#### THE PROBLEM
This exercise calls for copying every line below that holds the word "苏小主题活动讨论群".

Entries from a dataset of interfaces

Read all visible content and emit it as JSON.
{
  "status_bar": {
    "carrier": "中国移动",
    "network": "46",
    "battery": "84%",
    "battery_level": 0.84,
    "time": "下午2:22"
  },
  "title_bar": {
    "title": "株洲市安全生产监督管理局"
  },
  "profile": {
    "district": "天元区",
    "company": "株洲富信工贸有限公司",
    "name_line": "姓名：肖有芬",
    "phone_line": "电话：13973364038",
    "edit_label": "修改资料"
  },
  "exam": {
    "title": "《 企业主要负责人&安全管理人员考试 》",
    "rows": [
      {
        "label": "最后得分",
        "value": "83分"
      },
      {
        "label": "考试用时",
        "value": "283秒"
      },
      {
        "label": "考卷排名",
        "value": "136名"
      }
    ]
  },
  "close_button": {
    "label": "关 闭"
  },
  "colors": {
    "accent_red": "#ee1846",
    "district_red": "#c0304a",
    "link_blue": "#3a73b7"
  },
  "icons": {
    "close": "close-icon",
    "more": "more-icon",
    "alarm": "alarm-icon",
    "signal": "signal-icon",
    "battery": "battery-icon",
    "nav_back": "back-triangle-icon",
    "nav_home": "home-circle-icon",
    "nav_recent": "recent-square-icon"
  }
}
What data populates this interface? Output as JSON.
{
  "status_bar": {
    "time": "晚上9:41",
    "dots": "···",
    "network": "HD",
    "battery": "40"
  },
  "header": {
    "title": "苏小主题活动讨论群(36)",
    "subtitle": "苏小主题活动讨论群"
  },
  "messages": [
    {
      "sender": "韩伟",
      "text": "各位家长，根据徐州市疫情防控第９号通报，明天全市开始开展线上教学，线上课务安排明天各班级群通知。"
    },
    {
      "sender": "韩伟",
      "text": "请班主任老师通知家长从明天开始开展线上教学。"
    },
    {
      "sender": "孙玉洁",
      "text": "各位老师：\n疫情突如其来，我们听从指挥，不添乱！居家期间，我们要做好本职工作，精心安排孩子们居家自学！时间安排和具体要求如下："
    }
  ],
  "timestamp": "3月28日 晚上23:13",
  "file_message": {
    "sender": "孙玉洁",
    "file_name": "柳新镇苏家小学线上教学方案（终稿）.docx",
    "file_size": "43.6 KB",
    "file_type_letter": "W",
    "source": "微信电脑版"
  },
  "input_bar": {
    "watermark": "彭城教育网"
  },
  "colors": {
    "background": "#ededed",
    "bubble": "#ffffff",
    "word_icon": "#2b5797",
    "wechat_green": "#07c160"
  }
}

#### EXPECTED ANSWER
    "title": "苏小主题活动讨论群(36)",
    "subtitle": "苏小主题活动讨论群"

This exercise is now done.